__WHAT TO DO__.
All lines with the word "header" must be pulled from the entries below.

——

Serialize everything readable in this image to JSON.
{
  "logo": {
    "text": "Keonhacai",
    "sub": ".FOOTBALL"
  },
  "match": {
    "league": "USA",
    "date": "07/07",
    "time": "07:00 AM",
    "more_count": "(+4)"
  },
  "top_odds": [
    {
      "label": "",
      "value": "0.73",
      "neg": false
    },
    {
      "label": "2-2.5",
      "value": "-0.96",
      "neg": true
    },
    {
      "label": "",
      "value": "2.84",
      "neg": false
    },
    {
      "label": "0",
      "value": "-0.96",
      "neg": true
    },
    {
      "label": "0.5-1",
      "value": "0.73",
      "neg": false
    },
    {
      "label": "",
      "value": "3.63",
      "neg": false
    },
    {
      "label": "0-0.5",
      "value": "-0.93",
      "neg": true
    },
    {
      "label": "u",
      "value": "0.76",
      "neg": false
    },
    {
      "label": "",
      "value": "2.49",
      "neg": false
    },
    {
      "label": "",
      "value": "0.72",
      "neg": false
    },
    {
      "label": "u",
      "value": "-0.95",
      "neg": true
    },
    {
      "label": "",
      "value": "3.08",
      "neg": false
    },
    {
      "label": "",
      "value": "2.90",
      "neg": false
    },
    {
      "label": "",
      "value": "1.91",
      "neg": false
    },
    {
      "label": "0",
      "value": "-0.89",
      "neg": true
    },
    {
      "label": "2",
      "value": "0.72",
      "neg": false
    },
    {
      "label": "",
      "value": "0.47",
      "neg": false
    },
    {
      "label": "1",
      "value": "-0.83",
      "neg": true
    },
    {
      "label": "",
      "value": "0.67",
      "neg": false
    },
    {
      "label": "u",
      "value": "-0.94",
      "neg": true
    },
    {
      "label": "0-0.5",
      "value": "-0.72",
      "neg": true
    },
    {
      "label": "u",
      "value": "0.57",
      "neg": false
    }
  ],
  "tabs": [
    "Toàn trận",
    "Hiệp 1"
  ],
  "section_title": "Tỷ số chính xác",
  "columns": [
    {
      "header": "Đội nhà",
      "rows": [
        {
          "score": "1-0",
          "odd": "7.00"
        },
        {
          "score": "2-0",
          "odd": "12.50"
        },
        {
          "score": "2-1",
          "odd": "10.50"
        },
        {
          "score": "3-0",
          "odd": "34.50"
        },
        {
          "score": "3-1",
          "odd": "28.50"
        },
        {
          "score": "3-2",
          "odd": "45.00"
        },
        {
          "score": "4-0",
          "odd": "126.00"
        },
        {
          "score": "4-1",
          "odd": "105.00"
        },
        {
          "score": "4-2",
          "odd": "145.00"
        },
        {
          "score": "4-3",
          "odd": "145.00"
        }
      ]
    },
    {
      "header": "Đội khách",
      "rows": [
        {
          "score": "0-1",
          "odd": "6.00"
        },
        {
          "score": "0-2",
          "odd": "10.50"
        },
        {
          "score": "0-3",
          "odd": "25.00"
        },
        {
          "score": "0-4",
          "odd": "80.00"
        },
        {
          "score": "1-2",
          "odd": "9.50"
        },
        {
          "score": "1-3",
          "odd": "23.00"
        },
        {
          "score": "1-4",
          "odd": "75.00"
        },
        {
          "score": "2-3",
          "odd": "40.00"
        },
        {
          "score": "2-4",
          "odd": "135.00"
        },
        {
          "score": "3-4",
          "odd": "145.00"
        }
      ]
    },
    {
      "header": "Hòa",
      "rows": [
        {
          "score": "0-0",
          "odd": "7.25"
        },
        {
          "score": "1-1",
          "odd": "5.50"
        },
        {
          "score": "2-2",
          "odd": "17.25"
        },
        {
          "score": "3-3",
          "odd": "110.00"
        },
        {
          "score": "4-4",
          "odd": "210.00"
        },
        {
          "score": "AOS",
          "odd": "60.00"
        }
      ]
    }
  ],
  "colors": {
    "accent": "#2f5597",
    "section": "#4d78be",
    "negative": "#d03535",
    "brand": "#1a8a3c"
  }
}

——

__ANSWER TO THIS PROBLEM__.
      "header": "Đội nhà",
      "header": "Đội khách",
      "header": "Hòa",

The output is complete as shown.